### DIRECTIONS FOR THIS TASK
Please repeat each line of the data exactly, with nothing left out.

### TASK MATERIAL
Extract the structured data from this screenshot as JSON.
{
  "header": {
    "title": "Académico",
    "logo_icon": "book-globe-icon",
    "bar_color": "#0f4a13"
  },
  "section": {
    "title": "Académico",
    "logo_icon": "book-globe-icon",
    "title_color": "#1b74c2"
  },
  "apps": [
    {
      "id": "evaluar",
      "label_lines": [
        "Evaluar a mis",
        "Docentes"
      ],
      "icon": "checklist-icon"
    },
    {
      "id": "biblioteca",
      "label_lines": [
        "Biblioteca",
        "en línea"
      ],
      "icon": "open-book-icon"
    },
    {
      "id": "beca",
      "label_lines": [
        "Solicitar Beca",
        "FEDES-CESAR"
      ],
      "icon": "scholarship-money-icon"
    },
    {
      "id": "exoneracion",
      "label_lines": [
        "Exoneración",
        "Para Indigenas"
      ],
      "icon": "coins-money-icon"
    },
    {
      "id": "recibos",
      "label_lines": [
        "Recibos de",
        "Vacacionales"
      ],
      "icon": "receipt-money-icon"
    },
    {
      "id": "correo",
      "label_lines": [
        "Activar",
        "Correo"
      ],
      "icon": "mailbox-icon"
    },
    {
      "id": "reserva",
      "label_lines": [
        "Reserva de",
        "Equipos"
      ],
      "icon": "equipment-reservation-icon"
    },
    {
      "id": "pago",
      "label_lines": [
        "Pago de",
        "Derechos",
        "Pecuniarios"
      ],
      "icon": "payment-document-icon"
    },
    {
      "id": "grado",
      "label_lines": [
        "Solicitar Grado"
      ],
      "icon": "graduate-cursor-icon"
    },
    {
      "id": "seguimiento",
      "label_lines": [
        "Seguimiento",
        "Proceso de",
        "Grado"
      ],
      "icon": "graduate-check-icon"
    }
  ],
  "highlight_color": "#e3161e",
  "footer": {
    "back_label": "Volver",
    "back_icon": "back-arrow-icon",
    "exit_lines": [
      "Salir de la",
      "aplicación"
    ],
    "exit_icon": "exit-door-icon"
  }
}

### WRITTEN ANSWER
Extract the structured data from this screenshot as JSON.
{
  "header": {
    "title": "Académico",
    "logo_icon": "book-globe-icon",
    "bar_color": "#0f4a13"
  },
  "section": {
    "title": "Académico",
    "logo_icon": "book-globe-icon",
    "title_color": "#1b74c2"
  },
  "apps": [
    {
      "id": "evaluar",
      "label_lines": [
        "Evaluar a mis",
        "Docentes"
      ],
      "icon": "checklist-icon"
    },
    {
      "id": "biblioteca",
      "label_lines": [
        "Biblioteca",
        "en línea"
      ],
      "icon": "open-book-icon"
    },
    {
      "id": "beca",
      "label_lines": [
        "Solicitar Beca",
        "FEDES-CESAR"
      ],
      "icon": "scholarship-money-icon"
    },
    {
      "id": "exoneracion",
      "label_lines": [
        "Exoneración",
        "Para Indigenas"
      ],
      "icon": "coins-money-icon"
    },
    {
      "id": "recibos",
      "label_lines": [
        "Recibos de",
        "Vacacionales"
      ],
      "icon": "receipt-money-icon"
    },
    {
      "id": "correo",
      "label_lines": [
        "Activar",
        "Correo"
      ],
      "icon": "mailbox-icon"
    },
    {
      "id": "reserva",
      "label_lines": [
        "Reserva de",
        "Equipos"
      ],
      "icon": "equipment-reservation-icon"
    },
    {
      "id": "pago",
      "label_lines": [
        "Pago de",
        "Derechos",
        "Pecuniarios"
      ],
      "icon": "payment-document-icon"
    },
    {
      "id": "grado",
      "label_lines": [
        "Solicitar Grado"
      ],
      "icon": "graduate-cursor-icon"
    },
    {
      "id": "seguimiento",
      "label_lines": [
        "Seguimiento",
        "Proceso de",
        "Grado"
      ],
      "icon": "graduate-check-icon"
    }
  ],
  "highlight_color": "#e3161e",
  "footer": {
    "back_label": "Volver",
    "back_icon": "back-arrow-icon",
    "exit_lines": [
      "Salir de la",
      "aplicación"
    ],
    "exit_icon": "exit-door-icon"
  }
}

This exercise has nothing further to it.